[Entries from a dataset of interfaces]
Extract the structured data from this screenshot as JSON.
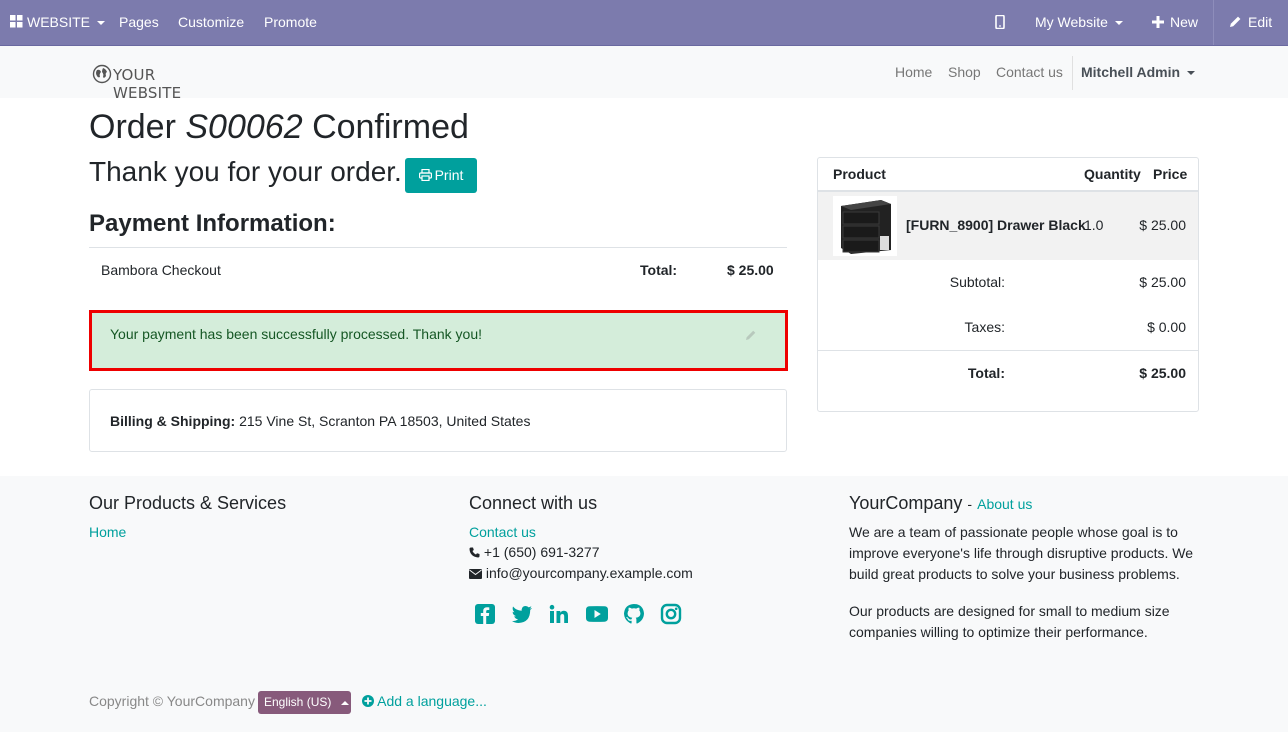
{
  "admin_bar": {
    "website_label": "WEBSITE",
    "pages_label": "Pages",
    "customize_label": "Customize",
    "promote_label": "Promote",
    "my_website_label": "My Website",
    "new_label": "New",
    "edit_label": "Edit"
  },
  "site_nav": {
    "logo_text": "YOUR WEBSITE",
    "links": [
      "Home",
      "Shop",
      "Contact us"
    ],
    "user_label": "Mitchell Admin"
  },
  "order": {
    "title_prefix": "Order",
    "order_number": "S00062",
    "title_suffix": "Confirmed",
    "thanks_text": "Thank you for your order.",
    "print_label": "Print"
  },
  "payment": {
    "heading": "Payment Information:",
    "method": "Bambora Checkout",
    "total_label": "Total:",
    "total_value": "$ 25.00",
    "success_message": "Your payment has been successfully processed. Thank you!"
  },
  "billing": {
    "label": "Billing & Shipping:",
    "address": "215 Vine St, Scranton PA 18503, United States"
  },
  "summary": {
    "headers": {
      "product": "Product",
      "quantity": "Quantity",
      "price": "Price"
    },
    "item": {
      "name": "[FURN_8900] Drawer Black",
      "quantity": "1.0",
      "price": "$ 25.00"
    },
    "subtotal_label": "Subtotal:",
    "subtotal_value": "$ 25.00",
    "taxes_label": "Taxes:",
    "taxes_value": "$ 0.00",
    "total_label": "Total:",
    "total_value": "$ 25.00"
  },
  "footer": {
    "products_heading": "Our Products & Services",
    "products_link": "Home",
    "connect_heading": "Connect with us",
    "contact_link": "Contact us",
    "phone": "+1 (650) 691-3277",
    "email": "info@yourcompany.example.com",
    "company_heading": "YourCompany",
    "company_sep": "-",
    "about_link": "About us",
    "about_text_1": "We are a team of passionate people whose goal is to improve everyone's life through disruptive products. We build great products to solve your business problems.",
    "about_text_2": "Our products are designed for small to medium size companies willing to optimize their performance.",
    "copyright": "Copyright © YourCompany",
    "language": "English (US)",
    "add_language": "Add a language..."
  },
  "colors": {
    "admin_bar": "#7c7bad",
    "primary": "#00a09d",
    "success_bg": "#d4edda",
    "highlight_border": "#ee0000",
    "language_button": "#875a7b"
  },
  "icons": [
    "apps-grid-icon",
    "mobile-icon",
    "plus-icon",
    "pencil-icon",
    "globe-icon",
    "printer-icon",
    "phone-icon",
    "envelope-icon",
    "facebook-icon",
    "twitter-icon",
    "linkedin-icon",
    "youtube-icon",
    "github-icon",
    "instagram-icon",
    "plus-circle-icon"
  ]
}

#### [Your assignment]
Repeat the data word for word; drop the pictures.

#### [Task output]
Extract the structured data from this screenshot as JSON.
{
  "admin_bar": {
    "website_label": "WEBSITE",
    "pages_label": "Pages",
    "customize_label": "Customize",
    "promote_label": "Promote",
    "my_website_label": "My Website",
    "new_label": "New",
    "edit_label": "Edit"
  },
  "site_nav": {
    "logo_text": "YOUR WEBSITE",
    "links": [
      "Home",
      "Shop",
      "Contact us"
    ],
    "user_label": "Mitchell Admin"
  },
  "order": {
    "title_prefix": "Order",
    "order_number": "S00062",
    "title_suffix": "Confirmed",
    "thanks_text": "Thank you for your order.",
    "print_label": "Print"
  },
  "payment": {
    "heading": "Payment Information:",
    "method": "Bambora Checkout",
    "total_label": "Total:",
    "total_value": "$ 25.00",
    "success_message": "Your payment has been successfully processed. Thank you!"
  },
  "billing": {
    "label": "Billing & Shipping:",
    "address": "215 Vine St, Scranton PA 18503, United States"
  },
  "summary": {
    "headers": {
      "product": "Product",
      "quantity": "Quantity",
      "price": "Price"
    },
    "item": {
      "name": "[FURN_8900] Drawer Black",
      "quantity": "1.0",
      "price": "$ 25.00"
    },
    "subtotal_label": "Subtotal:",
    "subtotal_value": "$ 25.00",
    "taxes_label": "Taxes:",
    "taxes_value": "$ 0.00",
    "total_label": "Total:",
    "total_value": "$ 25.00"
  },
  "footer": {
    "products_heading": "Our Products & Services",
    "products_link": "Home",
    "connect_heading": "Connect with us",
    "contact_link": "Contact us",
    "phone": "+1 (650) 691-3277",
    "email": "info@yourcompany.example.com",
    "company_heading": "YourCompany",
    "company_sep": "-",
    "about_link": "About us",
    "about_text_1": "We are a team of passionate people whose goal is to improve everyone's life through disruptive products. We build great products to solve your business problems.",
    "about_text_2": "Our products are designed for small to medium size companies willing to optimize their performance.",
    "copyright": "Copyright © YourCompany",
    "language": "English (US)",
    "add_language": "Add a language..."
  },
  "colors": {
    "admin_bar": "#7c7bad",
    "primary": "#00a09d",
    "success_bg": "#d4edda",
    "highlight_border": "#ee0000",
    "language_button": "#875a7b"
  },
  "icons": [
    "apps-grid-icon",
    "mobile-icon",
    "plus-icon",
    "pencil-icon",
    "globe-icon",
    "printer-icon",
    "phone-icon",
    "envelope-icon",
    "facebook-icon",
    "twitter-icon",
    "linkedin-icon",
    "youtube-icon",
    "github-icon",
    "instagram-icon",
    "plus-circle-icon"
  ]
}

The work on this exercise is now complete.